WMI Executive President LaWanda Bullock explained that the WMI Executive Board named Sortor a finalist for the award in October 2014 and chose her for the prestigious honor when the board met again Feb. 16.
“The next week, she was kidnapped,” Bullock said at the luncheon in a packed ballroom of the Grand Caribe Convention Center in Orlando, Florida. “People around the world prayed, and God answered prayer, and she was released.”
Bullock said that Sortor received the award because she has “devoted years to the people of Africa, a land she deeply loves.” Bullock cited Sortor’s childhood in Mozambique, her previous ministry in Rwanda and her work in Nigeria with leadership development efforts and International Child Care Ministries. The award recognizes Sortor’s “outstanding sacrificial service and intentional Christian leadership, an example of WMI’s principles and purposes.”
‘All About Jesus’
Sortor thanked WMI but said she plans to “hand that award over to Jesus Christ” because her work is for Him.
“This honor is too big for me, and it’s very undeserved. I know that I have done nothing more and probably much, much less than most of you sitting here who are serving in God’s kingdom,” Sortor told the luncheon participants.
Sortor shared that she recently read a Charles Spurgeon devotional that uses Hebrews 12:2 to remind us to be “fixing our eyes on Jesus” and that we cannot take credit for our salvation.
“It’s all about Jesus, and so this award is for my Jesus,” she said. “All glory be to Him forever and ever. Amen.”
The luncheon’s keynote address came from Wesleyan Church General Superintendent Jo Anne Lyon, who expressed solidarity with her Free Methodist hostesses. “We share a great history together. We share a great theology
together. To me, there is no difference,” Lyon said. “God’s using all of us.”
Before becoming the first woman to lead the Wesleyan Church, Lyon founded World Hope International, her denomination’s official relief and development partner.
“God is still calling us for a witness in some of the most unusual places, and He’s calling you,” Lyon said. “The world is hungry for spiritual leadership.”

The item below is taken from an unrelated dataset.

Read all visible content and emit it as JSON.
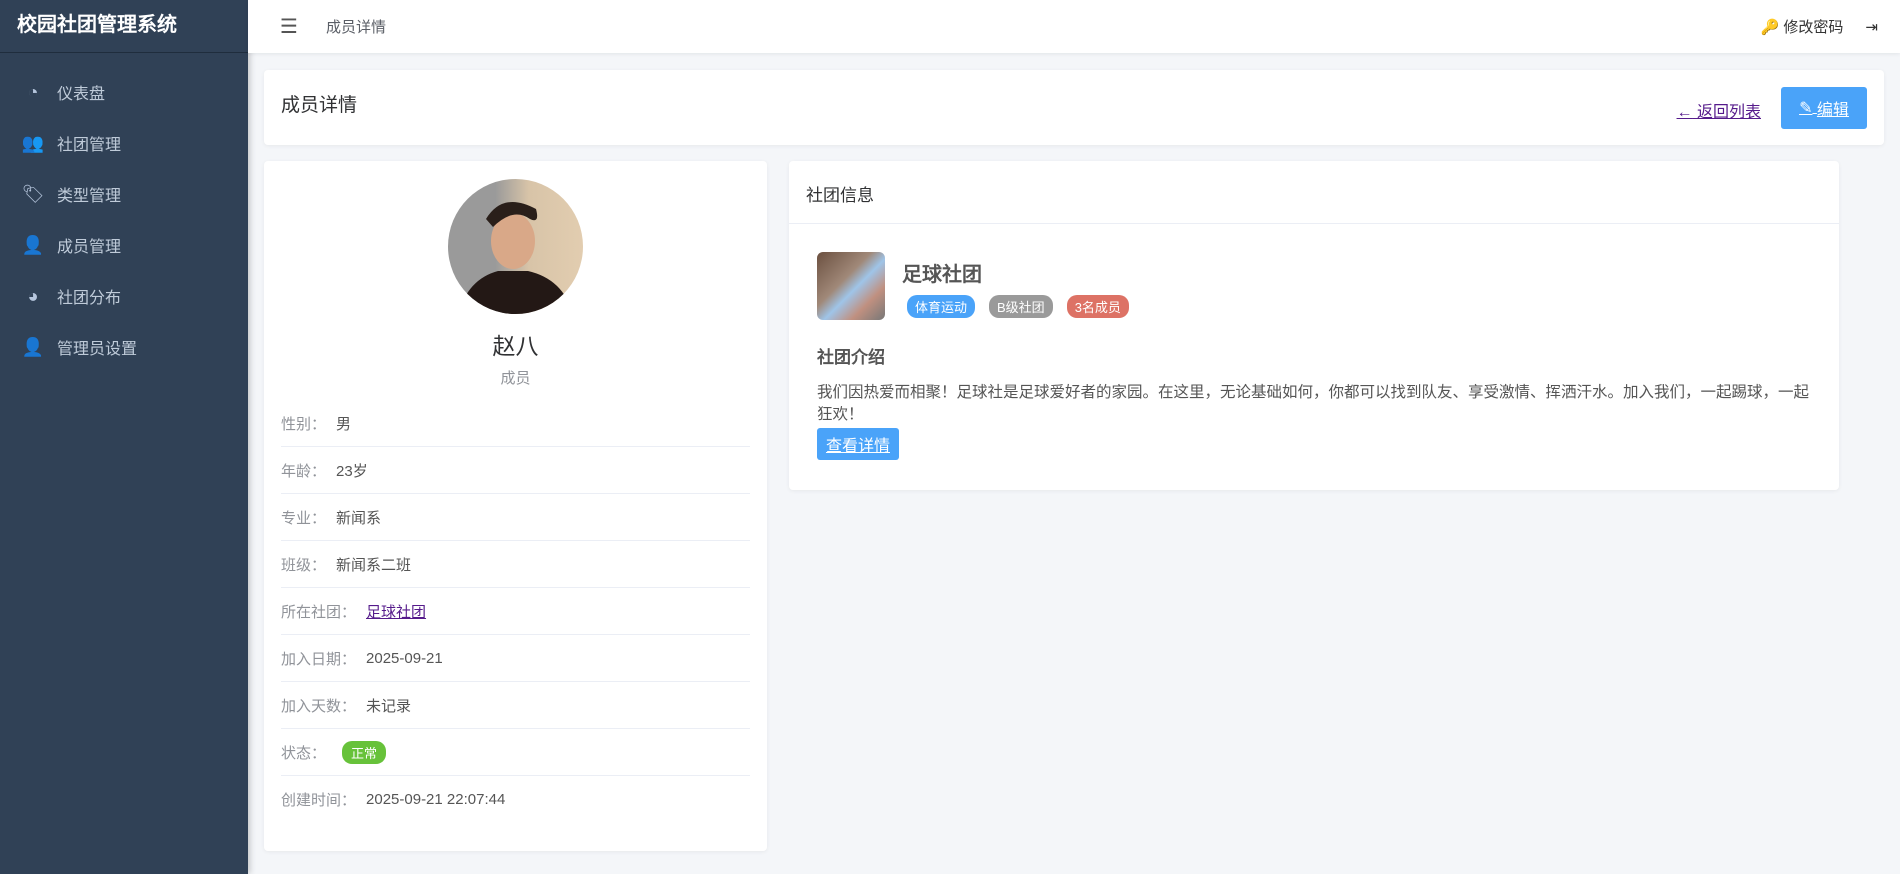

She shared how she joined other women in prayer after they saw children for sale while visiting Cambodia in 1996 shortly after she started World Hope International. The experience prompted her to become a leader in the emerging movement against human trafficking. She returned to the same street corner years later to find the neighborhood cleaned up with children playing freely.

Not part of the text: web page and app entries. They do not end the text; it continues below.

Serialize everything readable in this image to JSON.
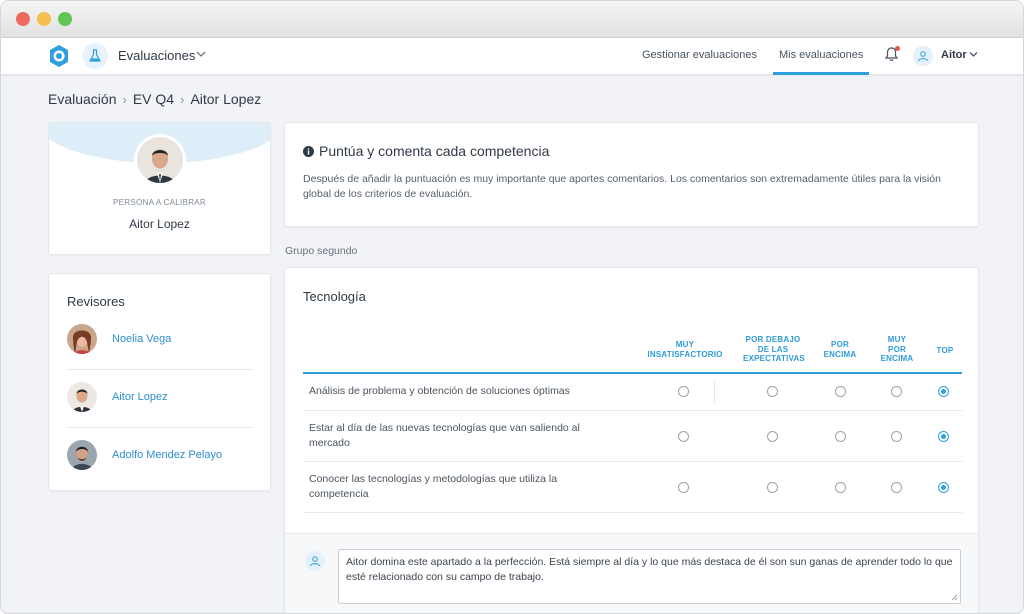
{
  "nav": {
    "app_title": "Evaluaciones",
    "links": [
      "Gestionar evaluaciones",
      "Mis evaluaciones"
    ],
    "active_link": "Mis evaluaciones",
    "user": "Aitor",
    "accent": "#2ea0dc"
  },
  "breadcrumb": [
    "Evaluación",
    "EV Q4",
    "Aitor Lopez"
  ],
  "person": {
    "role": "PERSONA A CALIBRAR",
    "name": "Aitor Lopez"
  },
  "reviewers": {
    "title": "Revisores",
    "items": [
      "Noelia Vega",
      "Aitor Lopez",
      "Adolfo Mendez Pelayo"
    ]
  },
  "info": {
    "title": "Puntúa y comenta cada competencia",
    "text": "Después de añadir la puntuación es muy importante que aportes comentarios. Los comentarios son extremadamente útiles para la visión global de los criterios de evaluación.",
    "icon": "info-circle-icon"
  },
  "group_label": "Grupo segundo",
  "section": {
    "title": "Tecnología",
    "columns": [
      "MUY INSATISFACTORIO",
      "POR DEBAJO DE LAS EXPECTATIVAS",
      "POR ENCIMA",
      "MUY POR ENCIMA",
      "TOP"
    ],
    "rows": [
      {
        "label": "Análisis de problema y obtención de soluciones óptimas",
        "selected": "TOP"
      },
      {
        "label": "Estar al día de las nuevas tecnologías que van saliendo al mercado",
        "selected": "TOP"
      },
      {
        "label": "Conocer las tecnologías y metodologías que utiliza la competencia",
        "selected": "TOP"
      }
    ]
  },
  "comment": {
    "value": "Aitor domina este apartado a la perfección. Está siempre al día y lo que más destaca de él son sun ganas de aprender todo lo que esté relacionado con su campo de trabajo."
  }
}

“They took me to what had been the most vile brothel in that area, and that brothel is now a church and community center,” Lyon said. “That’s how our God does greater things.”
Lyon urged the WMI to stay committed to both justice and righteousness in keeping with Amos 5:24.

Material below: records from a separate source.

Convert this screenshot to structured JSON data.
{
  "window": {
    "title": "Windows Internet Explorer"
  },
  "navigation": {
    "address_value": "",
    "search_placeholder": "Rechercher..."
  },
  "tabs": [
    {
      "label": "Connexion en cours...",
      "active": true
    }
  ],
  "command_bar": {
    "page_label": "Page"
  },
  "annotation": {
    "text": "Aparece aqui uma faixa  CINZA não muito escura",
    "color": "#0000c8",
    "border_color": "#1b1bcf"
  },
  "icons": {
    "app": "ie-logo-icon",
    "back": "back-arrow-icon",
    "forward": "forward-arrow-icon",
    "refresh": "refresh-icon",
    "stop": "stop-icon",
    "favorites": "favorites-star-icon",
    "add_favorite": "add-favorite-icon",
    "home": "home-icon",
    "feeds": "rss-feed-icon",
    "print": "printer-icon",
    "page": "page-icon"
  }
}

“If it’s only justice, it will just become political. If it’s only righteousness, it will just become inward,” Lyon said. “When it’s righteousness and justice together, that’s what transforms the society. That’s about bringing the kingdom of God on earth.”2